The U.S. housing sector has become the beneficiary of a favorable step forward, as home prices have nearly returned to their previous highs. However, the rebound has yet to gain traction that would permit homeowners to breathe a sigh of relief. As it stands, new home constructions, or a distinct lack there of, continue to impede further progress. The rate in which new homes are built is not enough to keep up with demand. The resulting insufficiency threatens to undercut both availability and affordability. That is, unless housing starts increase to keep pace with local job creation.
According to a study conducted by the National Association of Realtors (NAR), the labor market has recovered 100 percent of the eight million jobs that were lost as a result of the recession. While this is assuredly a step in the right direction, the influx of jobs could negatively impact the temperamental housing sector. With more citizens gainfully employed than in recent years, houses will become the subject of increasing demand. Essentially, there will be a surge in prospective homeowners that the market is not ready to accommodate. If new housing starts fail to keep up with demand, availability will plummet and prices will increase.
In an attempt to quantify the recent impact new home starts have had on the housing supply, the NAR measured whether new construction has been able to keep up with the creation of jobs. Their findings revealed that new home construction is underperforming in 33 states.
Lawrence Yun, the chief economist at the NAR, acknowledged the correlation that exists between job creation and housing starts. “Historically, there’s one new home construction for every one-and-a-half new jobs,” he said. “Our analysis found that a majority of states are constructing too few homes in relation to local job market conditions. This lack of construction has hamstrung supply and slowed home sales.”
In analyzing the relationship, the NAR compiled data pertaining to job creation from every state over a three-year period ending in the first quarter of 2014. They continued to cross-reference their findings with new single-family housing starts over the same period. Researchers were made aware of 33 states that had a ratio greater than 1.5 – leaning in favor of job creation. Skewing the ratio, were five markets in particular: Florida, Utah, California, Montana and Indiana. Each of these states demonstrated an increased propensity for job creation. However, at their current rate, the introduction of a larger labor force could result in persistent housing shortages and affordability issues. According to Yun, these problems should continue to burden the residents of these states until housing starts can match local job gains.

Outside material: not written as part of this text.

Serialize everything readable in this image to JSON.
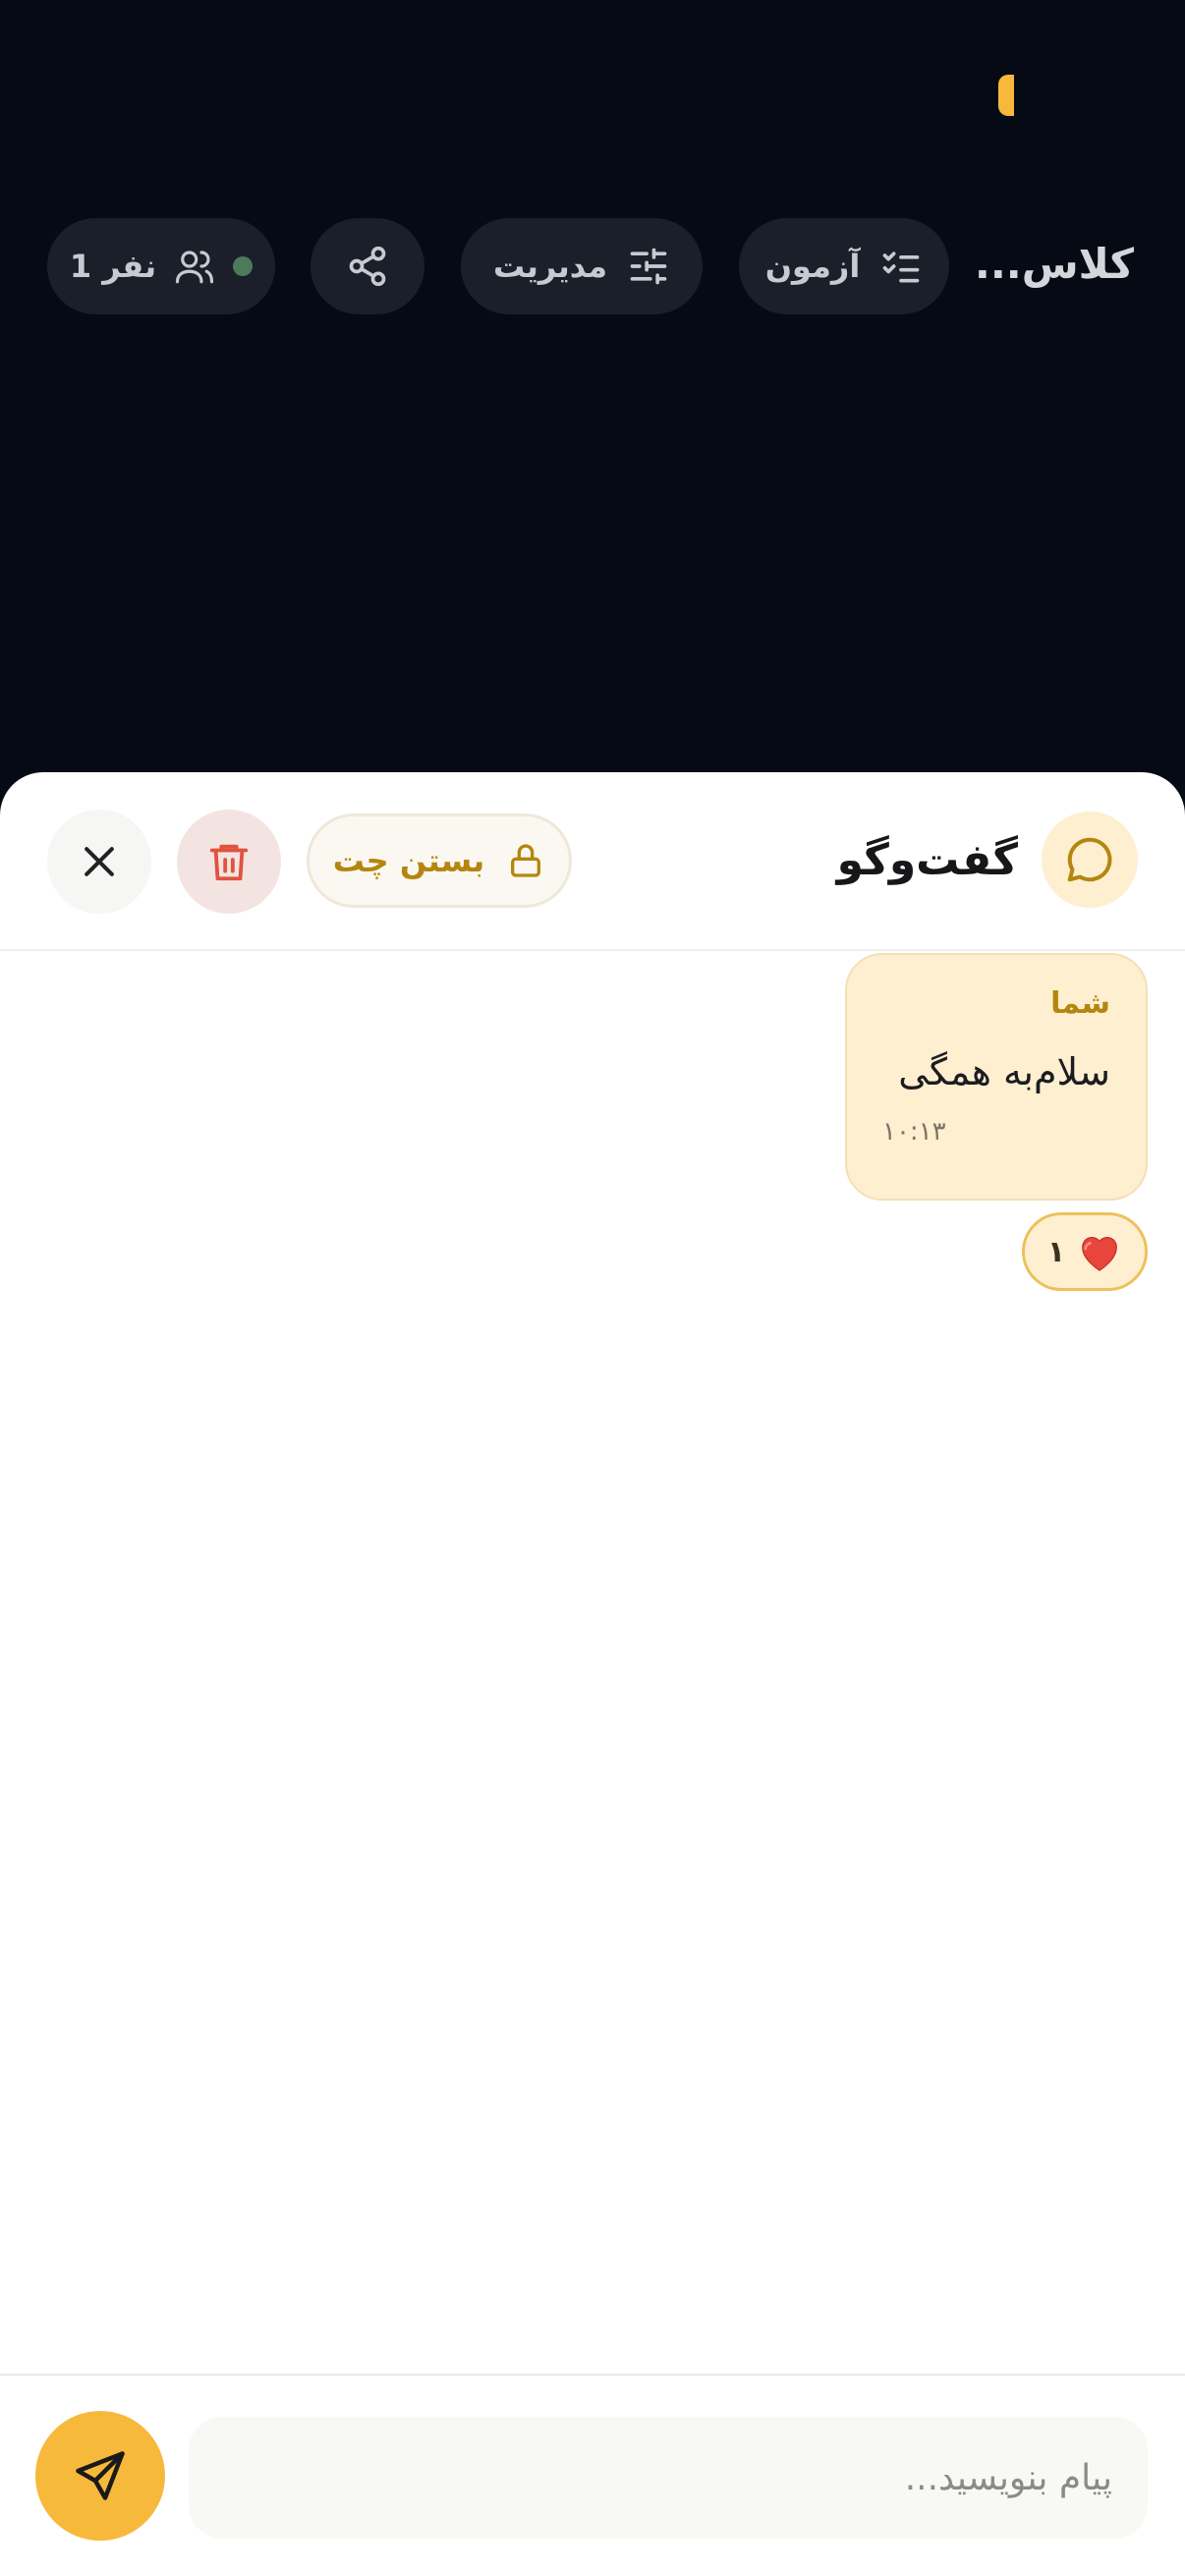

“A persistent lag in new home construction will lead to faster home price growth, which will negatively impact housing affordability,” said Yun.
Furthermore, Realtors’ home price growth expectations in the first quarter of this year were predominantly larger in states facing housing shortage conditions. A distinct lack of inventory has pushed prices up and put pressure on affordability – especially for first-time homebuyers.
“Realtors have an intuitive sense of how fast prices are likely to rise from on-the-field observations,” said Yun. “Their price outlook largely shows gains to be the strongest in states with slow home construction in relation to job growth.”
Conversely, there are several states in which price growth appears to be more than manageable. Those with parallel job gains and home starts serve as an encouraging sign for the entire economy. Mississippi, Arkansas, Connecticut, Alabama and Vermont have all seen their rate of new housing starts resemble that of local job creation. States reflecting an equal ratio of jobs and new home starts will likely experience healthy price growth for the foreseeable future.
For the recovery to gain traction on a national level, an influx of new home starts is required. “It’s critical to increase housing starts in these states facing shortage conditions or else prospective buyers may struggle with options and affordability if income growth cannot compensate for rising home prices,” said Yun.
Fortunately, the future is looking bright. According to a recent report by the U.S. Census Bureau, housing starts rose to a seasonally adjusted annual rate of 1.07 million, up from 947,000 in the first quarter. According to experts, less than acceptable weather conditions were to blame for slow housing starts. The polar vortex and record colds prevented many construction companies from keeping up with demand. Recent housing starts, along with better employment numbers, could be a sign that the economy is progressing.
If housing starts keep pace with job creation, investors could be looking at a very favorable summer season. The influx of new homes should increase affordability, therefore allowing first-time buyers to reenter the buyer pool. This recently untapped pool of potential buyers could help the housing market gain the traction it has been working so hard to achieve.